Segment Open

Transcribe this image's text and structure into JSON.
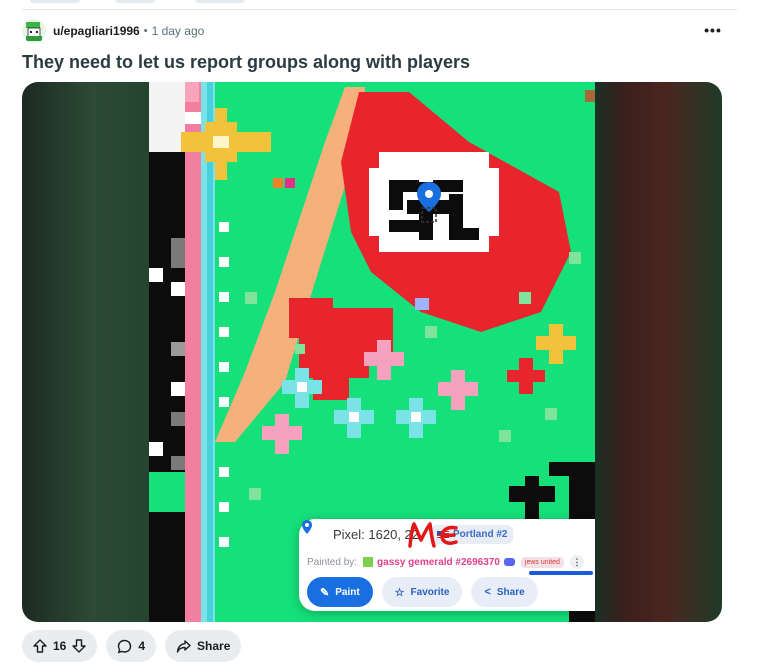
{
  "post": {
    "username": "u/epagliari1996",
    "separator": "•",
    "time": "1 day ago",
    "more_label": "•••",
    "title": "They need to let us report groups along with players"
  },
  "screenshot_card": {
    "pixel_label": "Pixel: 1620, 22",
    "region": "Portland #2",
    "painted_by_label": "Painted by:",
    "painter": "gassy gemerald #2696370",
    "alliance": "jews united",
    "alliance_more": "⋮",
    "close": "✕",
    "buttons": {
      "paint": "Paint",
      "favorite": "Favorite",
      "share": "Share"
    }
  },
  "annotation": {
    "handwritten_text": "ME"
  },
  "actions": {
    "upvotes": "16",
    "comments": "4",
    "share": "Share"
  },
  "colors": {
    "accent": "#1a6fe0",
    "title": "#2a3c42",
    "canvas_green": "#15e07a",
    "flag_red": "#e8242d"
  }
}
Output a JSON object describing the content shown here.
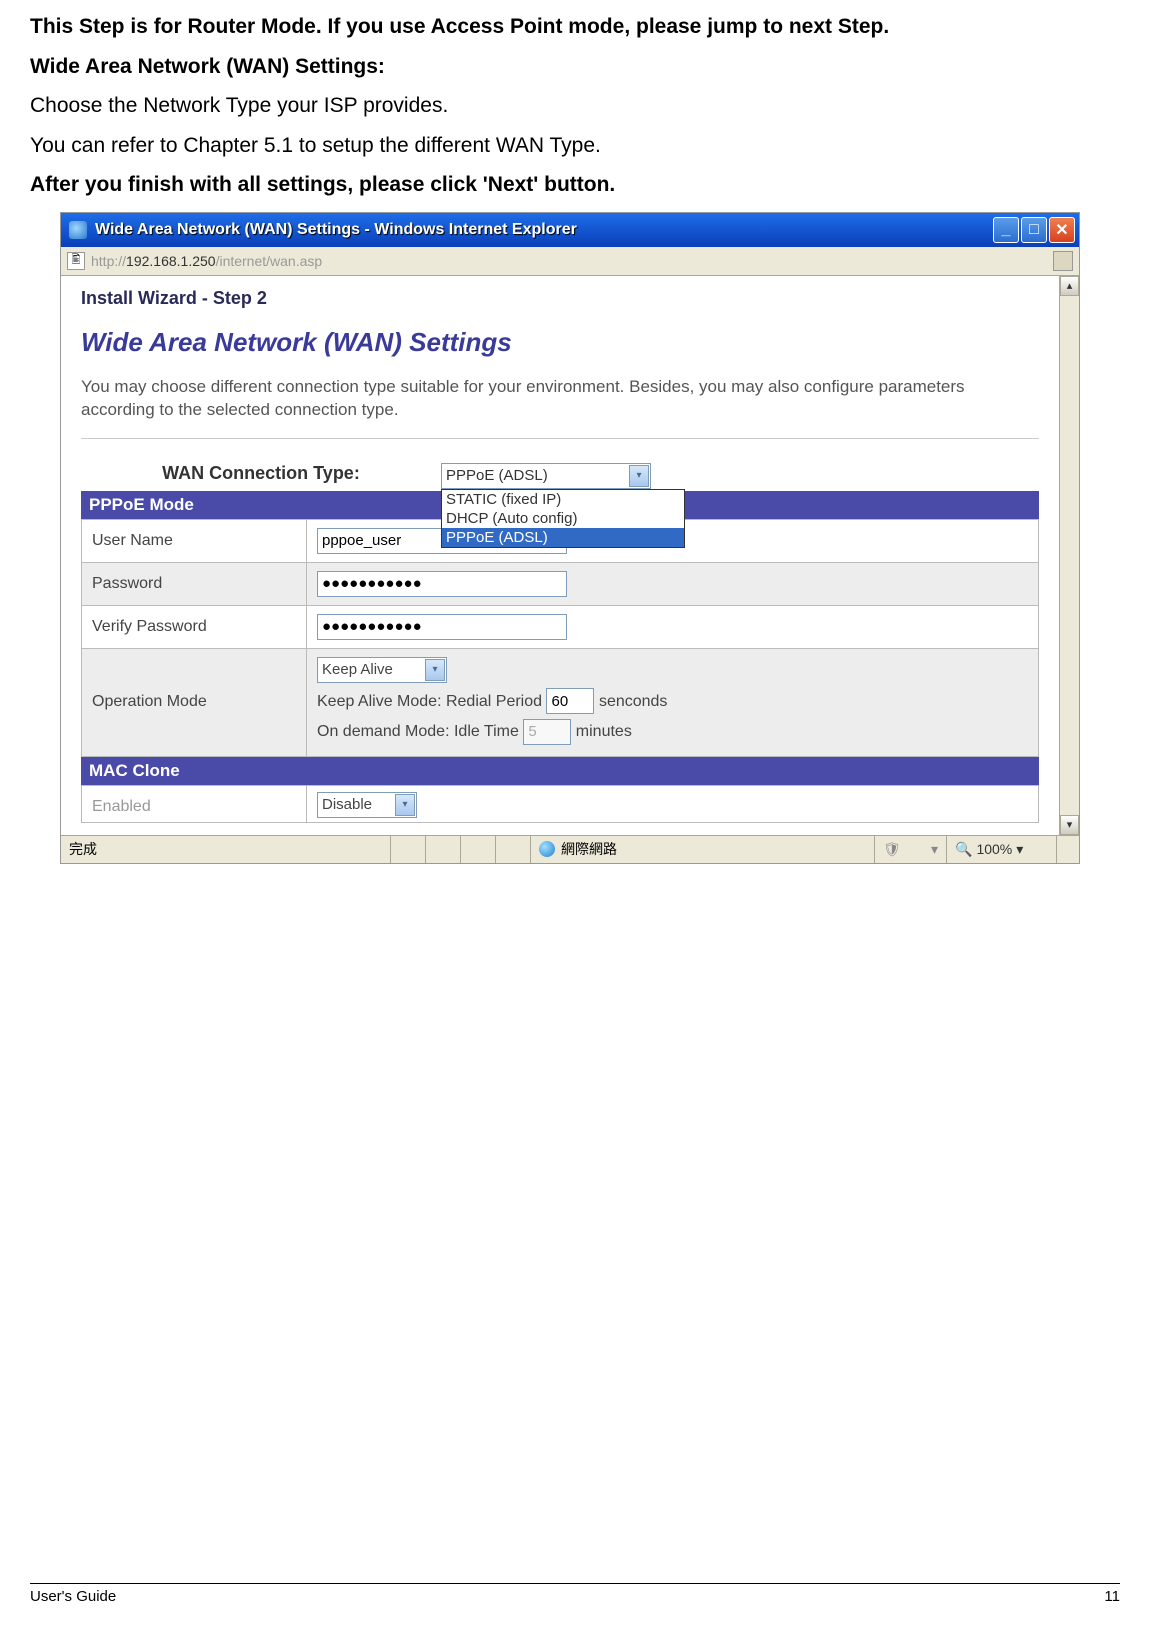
{
  "doc": {
    "line1": "This Step is for Router Mode. If you use Access Point mode, please jump to next Step.",
    "line2": "Wide Area Network (WAN) Settings:",
    "line3": "Choose the Network Type your ISP provides.",
    "line4": "You can refer to Chapter 5.1 to setup the different WAN Type.",
    "line5": "After you finish with all settings, please click 'Next' button."
  },
  "browser": {
    "title": "Wide Area Network (WAN) Settings - Windows Internet Explorer",
    "url_prefix": "http://",
    "url_host": "192.168.1.250",
    "url_path": "/internet/wan.asp",
    "status_left": "完成",
    "status_zone": "網際網路",
    "zoom": "100%"
  },
  "page": {
    "wizard_step": "Install Wizard - Step 2",
    "heading": "Wide Area Network (WAN) Settings",
    "desc": "You may choose different connection type suitable for your environment. Besides, you may also configure parameters according to the selected connection type.",
    "conn_type_label": "WAN Connection Type:",
    "conn_type_selected": "PPPoE (ADSL)",
    "dropdown": {
      "opt1": "STATIC (fixed IP)",
      "opt2": "DHCP (Auto config)",
      "opt3": "PPPoE (ADSL)"
    },
    "section_pppoe": "PPPoE Mode",
    "user_name_label": "User Name",
    "user_name_value": "pppoe_user",
    "password_label": "Password",
    "password_value": "●●●●●●●●●●●",
    "verify_password_label": "Verify Password",
    "verify_password_value": "●●●●●●●●●●●",
    "op_mode_label": "Operation Mode",
    "op_mode_select": "Keep Alive",
    "op_mode_text1a": "Keep Alive Mode: Redial Period",
    "op_mode_redial": "60",
    "op_mode_text1b": "senconds",
    "op_mode_text2a": "On demand Mode: Idle Time",
    "op_mode_idle": "5",
    "op_mode_text2b": "minutes",
    "section_mac": "MAC Clone",
    "enabled_label": "Enabled",
    "enabled_value": "Disable"
  },
  "footer": {
    "left": "User's Guide",
    "right": "11"
  }
}
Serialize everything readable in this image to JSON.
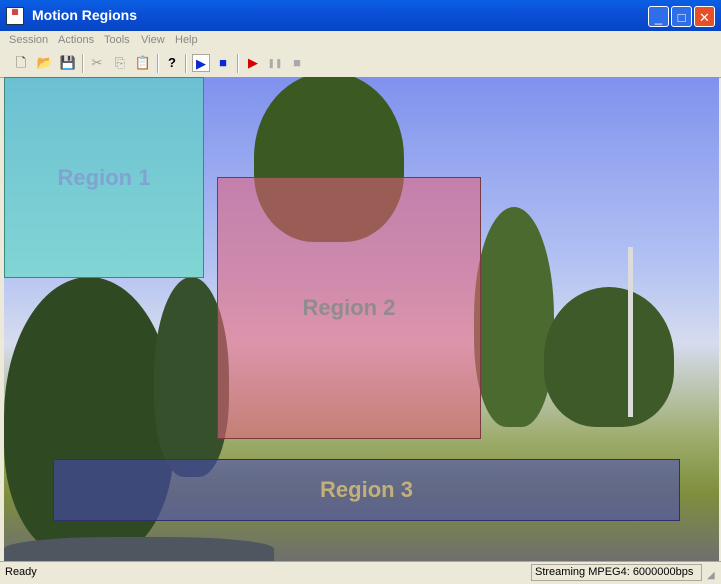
{
  "window": {
    "title": "Motion Regions"
  },
  "menu": [
    "Session",
    "Actions",
    "Tools",
    "View",
    "Help"
  ],
  "toolbar": {
    "new": "🗋",
    "open": "📂",
    "save": "💾",
    "cut": "✂",
    "copy": "⎘",
    "paste": "📋",
    "help": "?",
    "play": "▶",
    "stop": "■",
    "record": "▶",
    "pause": "❚❚",
    "stop_disabled": "■"
  },
  "regions": [
    {
      "label": "Region 1",
      "color": "#5fe0c0"
    },
    {
      "label": "Region 2",
      "color": "#e0607a"
    },
    {
      "label": "Region 3",
      "color": "#4848c0"
    }
  ],
  "status": {
    "left": "Ready",
    "right": "Streaming MPEG4: 6000000bps"
  }
}
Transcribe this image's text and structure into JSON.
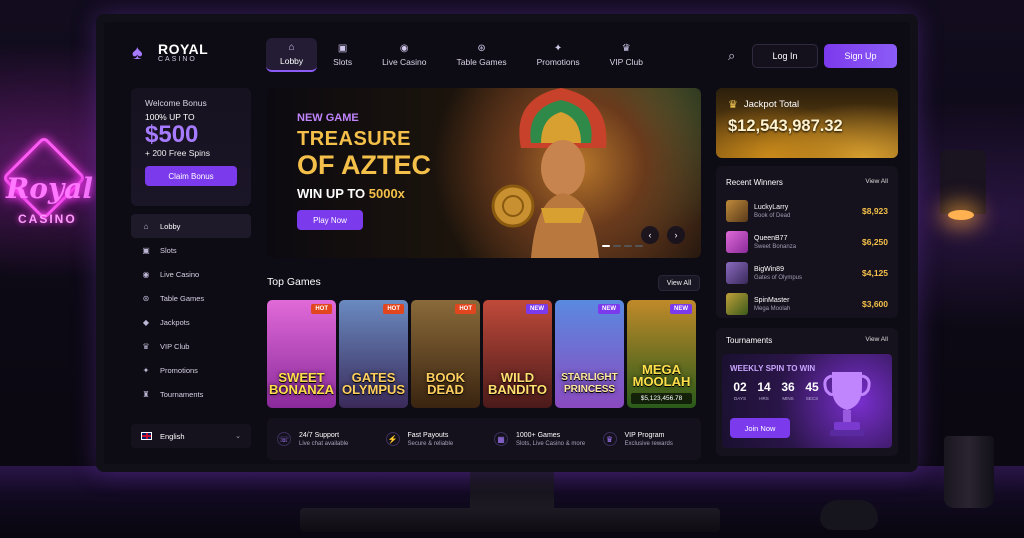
{
  "brand": {
    "name": "ROYAL",
    "sub": "CASINO",
    "color": "#8b5cf6"
  },
  "nav": {
    "items": [
      {
        "label": "Lobby",
        "icon": "home-icon"
      },
      {
        "label": "Slots",
        "icon": "slot-icon"
      },
      {
        "label": "Live Casino",
        "icon": "live-icon"
      },
      {
        "label": "Table Games",
        "icon": "chip-icon"
      },
      {
        "label": "Promotions",
        "icon": "gift-icon"
      },
      {
        "label": "VIP Club",
        "icon": "crown-icon"
      }
    ],
    "active": "Lobby",
    "login": "Log In",
    "signup": "Sign Up"
  },
  "bonus": {
    "title": "Welcome Bonus",
    "line": "100% UP TO",
    "amount": "$500",
    "spins": "+ 200 Free Spins",
    "button": "Claim Bonus"
  },
  "sidebar": {
    "items": [
      {
        "label": "Lobby",
        "icon": "home-icon"
      },
      {
        "label": "Slots",
        "icon": "slot-icon"
      },
      {
        "label": "Live Casino",
        "icon": "live-icon"
      },
      {
        "label": "Table Games",
        "icon": "chip-icon"
      },
      {
        "label": "Jackpots",
        "icon": "jackpot-icon"
      },
      {
        "label": "VIP Club",
        "icon": "crown-icon"
      },
      {
        "label": "Promotions",
        "icon": "gift-icon"
      },
      {
        "label": "Tournaments",
        "icon": "trophy-icon"
      }
    ],
    "language": "English"
  },
  "hero": {
    "tag": "NEW GAME",
    "title1": "TREASURE",
    "title2": "OF AZTEC",
    "win_prefix": "WIN UP TO",
    "win_value": "5000x",
    "button": "Play Now"
  },
  "top_games": {
    "title": "Top Games",
    "view_all": "View All",
    "games": [
      {
        "name": "SWEET BONANZA",
        "badge": "HOT",
        "bg": "#b84fb8"
      },
      {
        "name": "GATES OLYMPUS",
        "badge": "HOT",
        "bg": "#5a4a7a"
      },
      {
        "name": "BOOK DEAD",
        "badge": "HOT",
        "bg": "#5a3a1e"
      },
      {
        "name": "WILD BANDITO",
        "badge": "NEW",
        "bg": "#8a2a2a"
      },
      {
        "name": "STARLIGHT PRINCESS",
        "badge": "NEW",
        "bg": "#6a4ab0"
      },
      {
        "name": "MEGA MOOLAH",
        "badge": "NEW",
        "bg": "#3a6a2a",
        "jackpot": "$5,123,456.78"
      }
    ]
  },
  "features": [
    {
      "title": "24/7 Support",
      "sub": "Live chat available",
      "icon": "support-icon"
    },
    {
      "title": "Fast Payouts",
      "sub": "Secure & reliable",
      "icon": "payout-icon"
    },
    {
      "title": "1000+ Games",
      "sub": "Slots, Live Casino & more",
      "icon": "games-icon"
    },
    {
      "title": "VIP Program",
      "sub": "Exclusive rewards",
      "icon": "vip-icon"
    }
  ],
  "jackpot": {
    "label": "Jackpot Total",
    "value": "$12,543,987.32"
  },
  "winners": {
    "title": "Recent Winners",
    "view_all": "View All",
    "items": [
      {
        "name": "LuckyLarry",
        "game": "Book of Dead",
        "amount": "$8,923"
      },
      {
        "name": "QueenB77",
        "game": "Sweet Bonanza",
        "amount": "$6,250"
      },
      {
        "name": "BigWin89",
        "game": "Gates of Olympus",
        "amount": "$4,125"
      },
      {
        "name": "SpinMaster",
        "game": "Mega Moolah",
        "amount": "$3,600"
      }
    ]
  },
  "tournaments": {
    "title": "Tournaments",
    "view_all": "View All",
    "event": "WEEKLY SPIN TO WIN",
    "countdown": [
      {
        "value": "02",
        "unit": "DAYS"
      },
      {
        "value": "14",
        "unit": "HRS"
      },
      {
        "value": "36",
        "unit": "MINS"
      },
      {
        "value": "45",
        "unit": "SECS"
      }
    ],
    "button": "Join Now"
  },
  "neon_sign": {
    "text": "Royal",
    "sub": "CASINO"
  }
}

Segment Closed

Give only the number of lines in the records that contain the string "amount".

5